SUPPLIED INFORMATION: Begin
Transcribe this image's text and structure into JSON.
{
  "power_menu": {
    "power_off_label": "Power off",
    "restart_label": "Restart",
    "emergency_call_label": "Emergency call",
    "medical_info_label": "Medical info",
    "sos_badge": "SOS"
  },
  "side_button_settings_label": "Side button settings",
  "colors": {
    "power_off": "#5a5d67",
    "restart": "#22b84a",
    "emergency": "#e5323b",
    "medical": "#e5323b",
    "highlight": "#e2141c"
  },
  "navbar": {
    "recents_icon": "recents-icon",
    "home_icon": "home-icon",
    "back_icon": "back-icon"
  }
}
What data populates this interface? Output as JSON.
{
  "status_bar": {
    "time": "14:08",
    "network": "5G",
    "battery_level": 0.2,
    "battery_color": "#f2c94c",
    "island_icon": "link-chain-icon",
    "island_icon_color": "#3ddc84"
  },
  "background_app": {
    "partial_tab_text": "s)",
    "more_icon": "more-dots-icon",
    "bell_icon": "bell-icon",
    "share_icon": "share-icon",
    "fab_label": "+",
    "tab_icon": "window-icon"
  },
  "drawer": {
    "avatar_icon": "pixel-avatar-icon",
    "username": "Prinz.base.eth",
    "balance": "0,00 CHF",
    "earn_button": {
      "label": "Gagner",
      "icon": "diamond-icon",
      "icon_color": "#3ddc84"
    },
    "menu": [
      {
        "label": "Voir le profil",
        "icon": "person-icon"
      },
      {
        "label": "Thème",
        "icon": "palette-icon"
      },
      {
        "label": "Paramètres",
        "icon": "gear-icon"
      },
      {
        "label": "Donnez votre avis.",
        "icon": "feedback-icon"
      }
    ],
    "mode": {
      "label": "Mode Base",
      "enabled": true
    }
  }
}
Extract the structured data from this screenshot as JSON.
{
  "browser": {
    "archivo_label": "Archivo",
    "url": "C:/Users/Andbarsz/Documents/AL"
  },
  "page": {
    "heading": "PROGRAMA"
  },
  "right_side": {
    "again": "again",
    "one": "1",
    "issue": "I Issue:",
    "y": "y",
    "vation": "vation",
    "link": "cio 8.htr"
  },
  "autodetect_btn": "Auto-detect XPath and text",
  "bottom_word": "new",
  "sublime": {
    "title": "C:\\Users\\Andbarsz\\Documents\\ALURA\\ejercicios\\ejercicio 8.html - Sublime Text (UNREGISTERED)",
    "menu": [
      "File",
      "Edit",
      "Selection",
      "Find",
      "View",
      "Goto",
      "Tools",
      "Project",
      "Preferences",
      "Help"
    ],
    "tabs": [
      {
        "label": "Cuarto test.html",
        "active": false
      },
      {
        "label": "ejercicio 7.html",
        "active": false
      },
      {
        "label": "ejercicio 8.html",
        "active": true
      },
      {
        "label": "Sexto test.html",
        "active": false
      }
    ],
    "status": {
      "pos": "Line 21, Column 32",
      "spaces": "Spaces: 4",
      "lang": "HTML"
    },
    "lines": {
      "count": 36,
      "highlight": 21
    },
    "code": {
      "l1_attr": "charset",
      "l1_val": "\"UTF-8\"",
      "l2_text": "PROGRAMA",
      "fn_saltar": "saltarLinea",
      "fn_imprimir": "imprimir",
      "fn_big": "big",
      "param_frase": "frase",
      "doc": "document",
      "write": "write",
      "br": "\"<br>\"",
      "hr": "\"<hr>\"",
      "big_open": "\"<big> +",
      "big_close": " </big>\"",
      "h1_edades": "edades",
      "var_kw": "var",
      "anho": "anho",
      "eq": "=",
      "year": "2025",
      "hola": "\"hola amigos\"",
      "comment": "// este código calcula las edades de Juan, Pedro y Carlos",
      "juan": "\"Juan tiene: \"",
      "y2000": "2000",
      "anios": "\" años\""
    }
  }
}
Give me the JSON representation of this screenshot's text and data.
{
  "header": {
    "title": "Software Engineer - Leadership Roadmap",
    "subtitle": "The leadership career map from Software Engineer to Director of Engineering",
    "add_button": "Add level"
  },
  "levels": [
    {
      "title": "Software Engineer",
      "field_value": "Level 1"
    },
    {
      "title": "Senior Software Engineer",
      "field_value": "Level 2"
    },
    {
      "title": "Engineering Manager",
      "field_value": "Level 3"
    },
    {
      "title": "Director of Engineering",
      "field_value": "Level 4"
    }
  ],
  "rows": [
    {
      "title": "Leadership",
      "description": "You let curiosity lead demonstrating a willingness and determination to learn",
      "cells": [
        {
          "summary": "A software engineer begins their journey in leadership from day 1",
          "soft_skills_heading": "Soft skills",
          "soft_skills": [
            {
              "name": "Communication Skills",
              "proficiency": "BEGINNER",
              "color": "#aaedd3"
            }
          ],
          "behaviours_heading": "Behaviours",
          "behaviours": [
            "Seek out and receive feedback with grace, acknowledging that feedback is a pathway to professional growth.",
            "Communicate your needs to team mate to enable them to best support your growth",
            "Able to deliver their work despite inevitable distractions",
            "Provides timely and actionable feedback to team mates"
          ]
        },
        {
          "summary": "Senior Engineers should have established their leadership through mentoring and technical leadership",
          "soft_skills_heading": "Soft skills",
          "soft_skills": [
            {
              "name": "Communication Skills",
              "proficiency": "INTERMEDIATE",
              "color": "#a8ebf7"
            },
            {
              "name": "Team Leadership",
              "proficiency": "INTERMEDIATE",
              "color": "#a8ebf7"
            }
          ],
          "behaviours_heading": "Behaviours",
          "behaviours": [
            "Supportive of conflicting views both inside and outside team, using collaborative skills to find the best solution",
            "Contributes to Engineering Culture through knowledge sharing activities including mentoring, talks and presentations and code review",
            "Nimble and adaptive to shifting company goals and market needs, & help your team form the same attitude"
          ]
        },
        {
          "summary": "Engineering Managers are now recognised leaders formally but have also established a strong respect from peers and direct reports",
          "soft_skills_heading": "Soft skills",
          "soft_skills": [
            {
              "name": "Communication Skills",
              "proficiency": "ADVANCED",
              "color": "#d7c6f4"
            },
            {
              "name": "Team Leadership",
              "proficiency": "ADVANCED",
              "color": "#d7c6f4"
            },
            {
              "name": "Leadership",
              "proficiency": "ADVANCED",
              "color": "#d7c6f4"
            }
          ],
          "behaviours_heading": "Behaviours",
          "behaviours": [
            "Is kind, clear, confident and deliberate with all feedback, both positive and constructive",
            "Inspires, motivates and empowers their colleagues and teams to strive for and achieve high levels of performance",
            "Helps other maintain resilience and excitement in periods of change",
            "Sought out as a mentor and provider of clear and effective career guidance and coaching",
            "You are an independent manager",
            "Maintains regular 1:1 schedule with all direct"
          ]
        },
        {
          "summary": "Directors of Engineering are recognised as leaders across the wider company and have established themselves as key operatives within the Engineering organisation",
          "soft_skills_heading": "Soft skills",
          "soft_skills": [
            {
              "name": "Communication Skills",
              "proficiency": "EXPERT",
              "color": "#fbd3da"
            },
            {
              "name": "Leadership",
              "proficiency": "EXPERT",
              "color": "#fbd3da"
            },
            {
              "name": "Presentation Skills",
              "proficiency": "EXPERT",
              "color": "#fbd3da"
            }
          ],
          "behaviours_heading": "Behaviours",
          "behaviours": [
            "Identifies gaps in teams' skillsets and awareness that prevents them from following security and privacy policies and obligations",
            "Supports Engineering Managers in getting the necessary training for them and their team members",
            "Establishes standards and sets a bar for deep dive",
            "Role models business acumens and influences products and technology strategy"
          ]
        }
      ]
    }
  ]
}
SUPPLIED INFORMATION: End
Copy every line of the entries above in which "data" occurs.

What data populates this interface? Output as JSON.
Extract the structured data from this screenshot as JSON.
Give me the JSON representation of this screenshot's text and data.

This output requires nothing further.